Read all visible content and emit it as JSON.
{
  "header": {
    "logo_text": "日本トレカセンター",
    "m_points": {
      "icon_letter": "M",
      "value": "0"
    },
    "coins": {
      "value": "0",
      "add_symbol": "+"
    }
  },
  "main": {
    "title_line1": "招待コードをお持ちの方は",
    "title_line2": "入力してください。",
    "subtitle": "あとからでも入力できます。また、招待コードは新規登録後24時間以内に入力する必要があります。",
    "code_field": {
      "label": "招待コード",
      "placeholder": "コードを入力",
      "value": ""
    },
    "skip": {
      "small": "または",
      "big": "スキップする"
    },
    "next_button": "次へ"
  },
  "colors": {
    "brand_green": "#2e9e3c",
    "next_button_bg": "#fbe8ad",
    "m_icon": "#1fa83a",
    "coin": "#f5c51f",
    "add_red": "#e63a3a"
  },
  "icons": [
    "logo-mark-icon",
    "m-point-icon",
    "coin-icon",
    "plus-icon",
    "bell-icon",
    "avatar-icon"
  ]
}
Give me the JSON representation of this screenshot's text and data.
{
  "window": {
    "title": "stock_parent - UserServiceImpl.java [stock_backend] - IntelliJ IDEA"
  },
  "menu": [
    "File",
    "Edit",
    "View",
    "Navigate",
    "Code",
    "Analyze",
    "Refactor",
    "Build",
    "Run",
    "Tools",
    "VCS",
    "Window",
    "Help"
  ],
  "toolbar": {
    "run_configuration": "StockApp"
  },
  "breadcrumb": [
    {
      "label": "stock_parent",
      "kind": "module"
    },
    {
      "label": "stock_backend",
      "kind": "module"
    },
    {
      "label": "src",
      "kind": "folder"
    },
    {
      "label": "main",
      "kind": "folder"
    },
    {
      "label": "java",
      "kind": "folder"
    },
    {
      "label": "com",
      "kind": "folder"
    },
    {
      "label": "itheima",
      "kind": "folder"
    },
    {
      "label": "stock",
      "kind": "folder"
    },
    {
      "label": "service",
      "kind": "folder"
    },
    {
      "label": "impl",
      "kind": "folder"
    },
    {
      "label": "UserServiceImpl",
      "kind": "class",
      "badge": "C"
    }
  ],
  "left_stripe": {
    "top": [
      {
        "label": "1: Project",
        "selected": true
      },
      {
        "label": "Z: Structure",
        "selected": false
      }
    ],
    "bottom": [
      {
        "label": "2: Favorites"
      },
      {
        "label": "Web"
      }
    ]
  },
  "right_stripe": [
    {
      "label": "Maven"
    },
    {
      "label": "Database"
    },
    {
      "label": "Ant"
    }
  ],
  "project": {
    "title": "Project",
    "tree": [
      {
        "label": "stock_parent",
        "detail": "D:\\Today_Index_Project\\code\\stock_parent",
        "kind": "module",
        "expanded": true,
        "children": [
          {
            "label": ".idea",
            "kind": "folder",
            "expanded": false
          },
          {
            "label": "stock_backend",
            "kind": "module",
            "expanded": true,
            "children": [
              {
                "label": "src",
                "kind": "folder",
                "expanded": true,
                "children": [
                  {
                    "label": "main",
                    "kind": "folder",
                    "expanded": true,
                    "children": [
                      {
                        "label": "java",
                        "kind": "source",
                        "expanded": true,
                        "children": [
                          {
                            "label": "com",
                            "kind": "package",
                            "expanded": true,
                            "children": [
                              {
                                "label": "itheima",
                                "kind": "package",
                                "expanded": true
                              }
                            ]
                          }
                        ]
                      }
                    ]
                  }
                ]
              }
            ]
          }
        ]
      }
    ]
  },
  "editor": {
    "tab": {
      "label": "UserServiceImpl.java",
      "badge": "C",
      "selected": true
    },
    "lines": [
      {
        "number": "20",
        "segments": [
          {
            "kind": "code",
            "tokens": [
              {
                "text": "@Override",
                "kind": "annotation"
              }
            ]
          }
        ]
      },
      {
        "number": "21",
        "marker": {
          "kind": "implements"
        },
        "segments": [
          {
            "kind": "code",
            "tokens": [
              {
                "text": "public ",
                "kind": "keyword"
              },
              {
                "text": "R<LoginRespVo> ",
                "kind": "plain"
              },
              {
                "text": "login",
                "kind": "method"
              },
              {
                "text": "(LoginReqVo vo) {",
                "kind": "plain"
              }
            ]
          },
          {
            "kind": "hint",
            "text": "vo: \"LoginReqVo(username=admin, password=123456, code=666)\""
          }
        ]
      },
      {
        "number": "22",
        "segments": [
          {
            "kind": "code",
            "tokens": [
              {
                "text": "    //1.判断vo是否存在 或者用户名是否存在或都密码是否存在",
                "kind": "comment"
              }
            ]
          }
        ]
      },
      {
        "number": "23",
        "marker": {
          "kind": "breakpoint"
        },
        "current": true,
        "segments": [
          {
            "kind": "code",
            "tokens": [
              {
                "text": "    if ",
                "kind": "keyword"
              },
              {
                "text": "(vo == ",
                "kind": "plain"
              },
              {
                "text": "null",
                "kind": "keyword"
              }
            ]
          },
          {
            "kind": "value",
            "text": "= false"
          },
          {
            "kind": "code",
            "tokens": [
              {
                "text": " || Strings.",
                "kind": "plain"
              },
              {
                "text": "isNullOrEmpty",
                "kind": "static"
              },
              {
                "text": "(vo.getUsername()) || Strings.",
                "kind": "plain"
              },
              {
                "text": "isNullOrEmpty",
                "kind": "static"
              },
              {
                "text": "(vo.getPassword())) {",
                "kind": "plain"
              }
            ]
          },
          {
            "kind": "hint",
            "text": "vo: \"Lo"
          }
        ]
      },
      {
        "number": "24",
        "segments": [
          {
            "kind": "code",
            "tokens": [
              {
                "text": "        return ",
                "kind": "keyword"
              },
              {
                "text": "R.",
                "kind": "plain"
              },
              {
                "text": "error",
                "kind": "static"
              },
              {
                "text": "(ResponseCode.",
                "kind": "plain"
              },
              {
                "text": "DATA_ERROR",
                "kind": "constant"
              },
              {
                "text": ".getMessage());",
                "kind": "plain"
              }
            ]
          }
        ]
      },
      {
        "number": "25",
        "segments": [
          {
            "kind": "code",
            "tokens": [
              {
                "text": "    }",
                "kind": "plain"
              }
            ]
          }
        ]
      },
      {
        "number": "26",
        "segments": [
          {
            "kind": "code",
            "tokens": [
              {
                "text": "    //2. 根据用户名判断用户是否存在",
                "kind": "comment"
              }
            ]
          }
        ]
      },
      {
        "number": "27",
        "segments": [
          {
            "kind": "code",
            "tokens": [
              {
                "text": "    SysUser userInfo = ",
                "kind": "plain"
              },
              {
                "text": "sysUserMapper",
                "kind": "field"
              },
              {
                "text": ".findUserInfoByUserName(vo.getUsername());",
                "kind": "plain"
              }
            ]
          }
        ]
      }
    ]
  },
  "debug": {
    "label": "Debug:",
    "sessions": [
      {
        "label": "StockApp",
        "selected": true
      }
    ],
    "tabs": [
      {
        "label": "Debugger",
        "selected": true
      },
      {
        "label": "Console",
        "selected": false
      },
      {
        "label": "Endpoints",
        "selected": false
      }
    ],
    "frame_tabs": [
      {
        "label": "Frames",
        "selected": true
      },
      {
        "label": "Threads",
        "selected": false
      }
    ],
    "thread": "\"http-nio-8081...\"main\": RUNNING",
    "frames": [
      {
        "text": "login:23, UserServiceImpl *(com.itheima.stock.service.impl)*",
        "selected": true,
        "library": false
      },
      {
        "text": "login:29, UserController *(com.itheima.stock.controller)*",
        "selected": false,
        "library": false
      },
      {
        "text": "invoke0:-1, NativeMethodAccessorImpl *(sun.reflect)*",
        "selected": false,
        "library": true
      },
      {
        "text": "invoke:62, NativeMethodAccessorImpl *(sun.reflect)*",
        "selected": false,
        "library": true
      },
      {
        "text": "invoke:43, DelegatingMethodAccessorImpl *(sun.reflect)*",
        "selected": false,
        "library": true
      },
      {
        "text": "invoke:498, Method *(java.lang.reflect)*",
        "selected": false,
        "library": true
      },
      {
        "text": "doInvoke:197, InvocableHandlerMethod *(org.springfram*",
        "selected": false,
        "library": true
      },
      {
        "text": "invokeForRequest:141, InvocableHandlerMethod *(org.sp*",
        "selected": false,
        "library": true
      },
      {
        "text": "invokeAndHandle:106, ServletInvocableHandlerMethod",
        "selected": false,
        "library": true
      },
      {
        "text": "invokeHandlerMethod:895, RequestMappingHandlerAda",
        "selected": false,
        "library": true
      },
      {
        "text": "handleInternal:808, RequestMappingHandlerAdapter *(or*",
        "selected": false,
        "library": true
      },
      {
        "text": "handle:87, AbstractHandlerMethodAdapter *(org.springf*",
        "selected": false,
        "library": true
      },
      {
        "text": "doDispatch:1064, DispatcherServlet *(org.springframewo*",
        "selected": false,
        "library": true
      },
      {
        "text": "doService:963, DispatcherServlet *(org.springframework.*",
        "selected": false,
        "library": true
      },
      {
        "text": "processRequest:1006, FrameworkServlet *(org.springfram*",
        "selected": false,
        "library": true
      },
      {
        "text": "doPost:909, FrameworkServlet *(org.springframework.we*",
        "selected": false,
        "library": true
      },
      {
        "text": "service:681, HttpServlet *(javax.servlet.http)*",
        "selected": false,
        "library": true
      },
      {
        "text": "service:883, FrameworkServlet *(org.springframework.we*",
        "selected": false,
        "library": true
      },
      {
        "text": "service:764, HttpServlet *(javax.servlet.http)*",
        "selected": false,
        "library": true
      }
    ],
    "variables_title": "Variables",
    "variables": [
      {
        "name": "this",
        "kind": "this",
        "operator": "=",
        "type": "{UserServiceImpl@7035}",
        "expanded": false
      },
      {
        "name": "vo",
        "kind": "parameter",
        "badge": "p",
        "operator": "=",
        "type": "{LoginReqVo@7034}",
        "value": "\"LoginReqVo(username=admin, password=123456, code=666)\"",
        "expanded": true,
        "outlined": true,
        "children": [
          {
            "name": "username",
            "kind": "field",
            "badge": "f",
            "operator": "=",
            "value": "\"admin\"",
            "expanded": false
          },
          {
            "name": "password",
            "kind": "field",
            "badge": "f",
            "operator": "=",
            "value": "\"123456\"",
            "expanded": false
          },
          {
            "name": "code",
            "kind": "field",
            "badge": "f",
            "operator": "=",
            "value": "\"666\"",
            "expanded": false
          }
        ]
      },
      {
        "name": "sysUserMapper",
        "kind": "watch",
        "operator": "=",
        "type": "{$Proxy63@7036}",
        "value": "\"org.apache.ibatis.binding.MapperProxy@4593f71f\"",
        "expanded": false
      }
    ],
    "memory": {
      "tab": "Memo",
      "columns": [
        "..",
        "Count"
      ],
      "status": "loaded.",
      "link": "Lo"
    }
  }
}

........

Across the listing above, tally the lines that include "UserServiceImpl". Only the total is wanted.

5